At 09:00 UTC on November 16, its center was located about 805 km (500 miles) of the southern tip of Baja California. Raymond's maximum sustained winds were 85 km/h (50 mph). The storm is moving NNW at 15 km/h (9 mph) with minimum central pressure of 1 002 hPa.
Tropical Storm "Raymond" at 20:10 UTC on November 15, 2019. Credit: NOAA/GOES-East
"Raymond jogged west-northwestward overnight, but it is expected to resume a motion toward the north-northwest near 15 km/h (9 mph). A turn to the north is expected later today, and a northward to north-northeastward motion should then continue through Sunday night," NWS forecaster Brown noted.
On the forecast track, the center of Raymond is expected to be near the southern tip of the Baja California peninsula late Sunday or early Monday, November 18.
Weakening is forecast to begin Saturday night and continue through Monday. Raymond is forecast to weaken to a tropical depression when it nears the southern tip of the Baja California peninsula late Sunday and should degenerate into a remnant low on Monday.
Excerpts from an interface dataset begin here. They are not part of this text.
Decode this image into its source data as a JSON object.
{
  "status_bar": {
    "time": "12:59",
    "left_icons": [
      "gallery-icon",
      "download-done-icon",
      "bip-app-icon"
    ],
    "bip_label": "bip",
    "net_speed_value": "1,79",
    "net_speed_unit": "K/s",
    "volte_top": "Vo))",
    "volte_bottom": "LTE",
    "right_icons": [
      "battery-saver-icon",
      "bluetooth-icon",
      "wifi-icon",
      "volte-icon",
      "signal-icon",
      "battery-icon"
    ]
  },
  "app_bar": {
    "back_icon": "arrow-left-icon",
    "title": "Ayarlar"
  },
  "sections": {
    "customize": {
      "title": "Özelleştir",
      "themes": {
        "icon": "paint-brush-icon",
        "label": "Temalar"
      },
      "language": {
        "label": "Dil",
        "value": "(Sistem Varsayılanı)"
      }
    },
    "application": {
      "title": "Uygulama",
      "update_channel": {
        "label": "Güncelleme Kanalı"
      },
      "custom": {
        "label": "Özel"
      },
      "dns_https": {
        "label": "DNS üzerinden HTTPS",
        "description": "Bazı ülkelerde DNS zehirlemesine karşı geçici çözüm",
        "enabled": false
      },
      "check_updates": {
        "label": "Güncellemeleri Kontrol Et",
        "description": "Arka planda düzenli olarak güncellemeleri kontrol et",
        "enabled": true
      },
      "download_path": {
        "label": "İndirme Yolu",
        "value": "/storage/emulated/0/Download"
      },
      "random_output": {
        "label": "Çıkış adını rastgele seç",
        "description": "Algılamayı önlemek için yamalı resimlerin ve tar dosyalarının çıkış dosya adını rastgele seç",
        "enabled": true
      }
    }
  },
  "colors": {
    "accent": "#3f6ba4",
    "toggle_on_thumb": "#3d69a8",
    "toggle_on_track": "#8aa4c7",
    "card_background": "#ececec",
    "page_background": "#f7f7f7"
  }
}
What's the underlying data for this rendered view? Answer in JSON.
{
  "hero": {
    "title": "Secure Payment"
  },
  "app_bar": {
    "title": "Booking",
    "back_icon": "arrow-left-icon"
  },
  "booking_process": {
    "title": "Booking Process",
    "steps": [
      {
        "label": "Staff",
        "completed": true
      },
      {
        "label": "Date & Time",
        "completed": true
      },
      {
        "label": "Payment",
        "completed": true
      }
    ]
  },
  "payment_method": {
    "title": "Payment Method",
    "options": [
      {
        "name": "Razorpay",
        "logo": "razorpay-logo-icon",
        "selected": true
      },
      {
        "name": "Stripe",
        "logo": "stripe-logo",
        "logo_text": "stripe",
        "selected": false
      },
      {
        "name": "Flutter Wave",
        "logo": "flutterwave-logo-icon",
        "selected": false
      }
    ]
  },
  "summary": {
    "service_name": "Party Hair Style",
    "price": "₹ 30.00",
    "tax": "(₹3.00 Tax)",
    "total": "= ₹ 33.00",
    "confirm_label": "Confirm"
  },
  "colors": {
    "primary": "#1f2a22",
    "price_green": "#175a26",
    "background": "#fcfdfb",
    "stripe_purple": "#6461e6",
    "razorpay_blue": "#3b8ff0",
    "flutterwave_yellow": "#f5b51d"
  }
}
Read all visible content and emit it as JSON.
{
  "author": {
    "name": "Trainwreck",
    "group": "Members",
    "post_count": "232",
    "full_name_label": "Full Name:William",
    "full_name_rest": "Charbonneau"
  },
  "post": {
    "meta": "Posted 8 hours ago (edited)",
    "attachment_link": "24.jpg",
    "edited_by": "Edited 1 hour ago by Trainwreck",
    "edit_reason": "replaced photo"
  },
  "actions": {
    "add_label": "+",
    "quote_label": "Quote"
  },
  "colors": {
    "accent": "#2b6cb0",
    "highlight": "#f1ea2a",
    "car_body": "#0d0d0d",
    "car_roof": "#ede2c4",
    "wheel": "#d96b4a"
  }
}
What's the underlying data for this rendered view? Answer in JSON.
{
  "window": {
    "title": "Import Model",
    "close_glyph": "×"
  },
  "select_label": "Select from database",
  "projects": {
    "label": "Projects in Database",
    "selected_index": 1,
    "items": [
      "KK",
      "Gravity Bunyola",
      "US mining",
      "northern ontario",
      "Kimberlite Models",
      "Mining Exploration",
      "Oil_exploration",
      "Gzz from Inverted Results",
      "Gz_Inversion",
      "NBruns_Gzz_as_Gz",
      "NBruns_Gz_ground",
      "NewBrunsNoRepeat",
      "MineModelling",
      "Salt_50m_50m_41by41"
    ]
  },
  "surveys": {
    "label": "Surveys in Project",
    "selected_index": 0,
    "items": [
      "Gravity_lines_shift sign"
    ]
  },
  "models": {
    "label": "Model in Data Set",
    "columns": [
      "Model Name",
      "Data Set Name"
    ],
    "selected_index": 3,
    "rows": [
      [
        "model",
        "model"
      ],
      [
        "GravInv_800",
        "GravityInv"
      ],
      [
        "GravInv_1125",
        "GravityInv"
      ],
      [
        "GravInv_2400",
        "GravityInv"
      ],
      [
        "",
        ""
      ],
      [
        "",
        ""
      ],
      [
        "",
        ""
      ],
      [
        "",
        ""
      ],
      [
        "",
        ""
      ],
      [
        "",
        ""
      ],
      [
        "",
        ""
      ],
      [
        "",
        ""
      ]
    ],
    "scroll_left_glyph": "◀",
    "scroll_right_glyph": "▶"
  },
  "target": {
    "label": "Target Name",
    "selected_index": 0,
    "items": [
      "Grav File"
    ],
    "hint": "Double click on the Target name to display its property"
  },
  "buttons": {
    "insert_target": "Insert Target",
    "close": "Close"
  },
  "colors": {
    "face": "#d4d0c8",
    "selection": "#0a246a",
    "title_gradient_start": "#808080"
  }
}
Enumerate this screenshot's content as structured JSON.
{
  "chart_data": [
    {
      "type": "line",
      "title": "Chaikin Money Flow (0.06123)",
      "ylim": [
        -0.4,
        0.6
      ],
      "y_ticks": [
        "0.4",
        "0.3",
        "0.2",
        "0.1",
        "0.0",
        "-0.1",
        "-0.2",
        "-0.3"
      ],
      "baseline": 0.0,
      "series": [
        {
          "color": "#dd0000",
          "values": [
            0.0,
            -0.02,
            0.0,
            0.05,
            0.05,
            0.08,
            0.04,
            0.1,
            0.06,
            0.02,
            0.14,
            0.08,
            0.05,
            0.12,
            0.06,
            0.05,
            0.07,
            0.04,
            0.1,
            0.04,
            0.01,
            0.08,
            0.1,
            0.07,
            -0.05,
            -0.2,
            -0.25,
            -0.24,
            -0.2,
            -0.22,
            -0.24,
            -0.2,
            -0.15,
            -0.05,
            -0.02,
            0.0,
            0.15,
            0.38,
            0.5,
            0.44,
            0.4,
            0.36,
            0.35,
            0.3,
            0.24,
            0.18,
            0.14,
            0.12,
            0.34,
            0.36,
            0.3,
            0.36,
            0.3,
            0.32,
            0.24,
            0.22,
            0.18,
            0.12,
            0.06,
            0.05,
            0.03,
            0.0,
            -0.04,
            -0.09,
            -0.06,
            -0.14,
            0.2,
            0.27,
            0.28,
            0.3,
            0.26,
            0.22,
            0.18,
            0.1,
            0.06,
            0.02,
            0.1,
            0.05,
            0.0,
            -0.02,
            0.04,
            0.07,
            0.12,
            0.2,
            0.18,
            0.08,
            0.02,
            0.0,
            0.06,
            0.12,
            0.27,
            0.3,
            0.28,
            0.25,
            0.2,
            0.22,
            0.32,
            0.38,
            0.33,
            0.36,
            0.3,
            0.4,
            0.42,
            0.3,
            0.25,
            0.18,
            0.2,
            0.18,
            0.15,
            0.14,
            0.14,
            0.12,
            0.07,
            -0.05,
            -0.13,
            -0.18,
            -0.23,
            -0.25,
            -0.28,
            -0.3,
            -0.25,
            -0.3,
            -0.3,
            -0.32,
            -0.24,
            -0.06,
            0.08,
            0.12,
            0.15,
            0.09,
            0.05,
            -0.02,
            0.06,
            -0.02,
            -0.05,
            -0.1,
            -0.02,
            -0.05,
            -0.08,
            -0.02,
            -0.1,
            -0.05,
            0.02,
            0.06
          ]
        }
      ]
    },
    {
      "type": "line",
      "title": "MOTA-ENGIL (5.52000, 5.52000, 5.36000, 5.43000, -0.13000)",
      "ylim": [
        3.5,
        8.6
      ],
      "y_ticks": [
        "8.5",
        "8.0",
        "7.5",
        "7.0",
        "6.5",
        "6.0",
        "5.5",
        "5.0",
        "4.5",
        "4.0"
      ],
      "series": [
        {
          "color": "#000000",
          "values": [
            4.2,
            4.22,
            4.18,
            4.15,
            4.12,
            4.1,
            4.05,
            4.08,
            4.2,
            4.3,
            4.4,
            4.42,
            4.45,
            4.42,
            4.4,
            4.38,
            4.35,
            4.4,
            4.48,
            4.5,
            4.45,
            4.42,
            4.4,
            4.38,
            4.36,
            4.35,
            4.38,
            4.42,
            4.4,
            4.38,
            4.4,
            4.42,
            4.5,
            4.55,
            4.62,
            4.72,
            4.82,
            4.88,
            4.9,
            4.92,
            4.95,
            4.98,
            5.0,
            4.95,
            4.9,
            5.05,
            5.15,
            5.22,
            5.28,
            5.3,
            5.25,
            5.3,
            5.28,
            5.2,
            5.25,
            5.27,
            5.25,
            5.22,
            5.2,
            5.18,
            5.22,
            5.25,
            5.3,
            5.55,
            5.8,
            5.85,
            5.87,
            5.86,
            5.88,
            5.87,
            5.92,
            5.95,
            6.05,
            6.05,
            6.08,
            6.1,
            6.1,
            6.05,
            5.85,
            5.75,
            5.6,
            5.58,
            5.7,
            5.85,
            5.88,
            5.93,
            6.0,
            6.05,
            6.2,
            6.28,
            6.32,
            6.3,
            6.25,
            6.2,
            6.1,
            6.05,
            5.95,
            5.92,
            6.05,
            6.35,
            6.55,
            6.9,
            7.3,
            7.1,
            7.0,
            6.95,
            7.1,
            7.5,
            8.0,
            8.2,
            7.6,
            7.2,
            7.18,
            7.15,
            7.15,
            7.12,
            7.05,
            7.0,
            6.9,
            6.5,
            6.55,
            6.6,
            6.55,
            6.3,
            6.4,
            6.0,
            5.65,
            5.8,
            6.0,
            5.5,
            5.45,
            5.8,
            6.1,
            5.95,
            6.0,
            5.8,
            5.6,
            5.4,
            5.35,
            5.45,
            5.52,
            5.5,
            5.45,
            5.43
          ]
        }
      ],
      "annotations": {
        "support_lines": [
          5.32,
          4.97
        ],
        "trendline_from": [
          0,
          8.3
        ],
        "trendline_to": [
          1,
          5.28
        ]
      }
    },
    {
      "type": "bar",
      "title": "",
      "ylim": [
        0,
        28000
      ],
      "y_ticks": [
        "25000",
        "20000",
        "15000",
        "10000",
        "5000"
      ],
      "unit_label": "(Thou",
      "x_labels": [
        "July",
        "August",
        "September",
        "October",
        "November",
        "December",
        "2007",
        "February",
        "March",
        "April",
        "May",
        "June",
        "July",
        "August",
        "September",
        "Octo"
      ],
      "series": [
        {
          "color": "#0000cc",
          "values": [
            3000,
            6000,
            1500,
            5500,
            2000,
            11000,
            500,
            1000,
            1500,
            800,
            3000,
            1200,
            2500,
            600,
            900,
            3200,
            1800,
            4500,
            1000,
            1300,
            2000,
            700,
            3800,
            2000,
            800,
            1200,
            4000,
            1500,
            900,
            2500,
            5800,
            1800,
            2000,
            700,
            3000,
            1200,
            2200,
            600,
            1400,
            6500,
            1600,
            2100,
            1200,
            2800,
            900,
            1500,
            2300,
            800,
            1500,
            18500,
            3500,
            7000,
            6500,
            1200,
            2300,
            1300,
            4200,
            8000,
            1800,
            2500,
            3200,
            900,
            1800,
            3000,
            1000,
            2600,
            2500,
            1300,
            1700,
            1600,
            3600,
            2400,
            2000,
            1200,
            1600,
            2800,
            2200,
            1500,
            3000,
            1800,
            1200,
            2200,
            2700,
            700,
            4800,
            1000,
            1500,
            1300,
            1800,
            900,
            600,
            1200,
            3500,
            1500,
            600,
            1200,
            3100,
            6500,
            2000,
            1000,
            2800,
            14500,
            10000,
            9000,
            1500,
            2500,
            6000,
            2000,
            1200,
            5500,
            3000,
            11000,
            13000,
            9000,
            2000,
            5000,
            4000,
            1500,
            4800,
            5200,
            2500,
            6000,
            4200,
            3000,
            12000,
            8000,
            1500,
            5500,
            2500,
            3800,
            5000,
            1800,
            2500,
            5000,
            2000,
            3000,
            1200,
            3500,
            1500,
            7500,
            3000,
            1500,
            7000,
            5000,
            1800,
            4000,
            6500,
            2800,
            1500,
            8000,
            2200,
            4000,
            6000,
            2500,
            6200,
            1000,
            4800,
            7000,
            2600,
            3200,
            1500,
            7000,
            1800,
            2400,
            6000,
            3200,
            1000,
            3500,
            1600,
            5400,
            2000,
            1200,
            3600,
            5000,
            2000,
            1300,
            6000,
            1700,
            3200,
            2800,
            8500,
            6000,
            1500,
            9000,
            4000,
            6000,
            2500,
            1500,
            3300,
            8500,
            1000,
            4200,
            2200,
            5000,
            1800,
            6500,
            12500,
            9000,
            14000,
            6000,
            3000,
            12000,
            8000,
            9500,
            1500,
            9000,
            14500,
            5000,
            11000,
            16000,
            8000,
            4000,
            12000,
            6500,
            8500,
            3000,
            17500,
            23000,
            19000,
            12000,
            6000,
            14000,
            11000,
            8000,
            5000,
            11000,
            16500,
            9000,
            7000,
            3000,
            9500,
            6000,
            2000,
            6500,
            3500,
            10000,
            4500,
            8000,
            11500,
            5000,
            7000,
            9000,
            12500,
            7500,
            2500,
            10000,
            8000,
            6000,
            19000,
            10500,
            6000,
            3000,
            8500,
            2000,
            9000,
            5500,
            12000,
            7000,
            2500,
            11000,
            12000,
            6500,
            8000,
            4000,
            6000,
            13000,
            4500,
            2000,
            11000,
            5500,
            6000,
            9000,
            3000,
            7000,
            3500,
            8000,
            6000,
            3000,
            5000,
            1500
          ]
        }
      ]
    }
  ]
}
Tropical-storm-force winds extend outward up to 125 miles (205 km) primarily to the east of the center.
Raymond is expected to produce total rainfall accumulations of 75 - 130 mm (3 - 5 inches) across the southern portions of Baja California Sur with isolated maximum amounts of 250 mm (10 inches).
This rainfall may produce life-threatening flash floods.
Featured image: Tropical Storm "Raymond" at 22:10 UTC on November 15, 2019. Credit: NOAA/GOES-East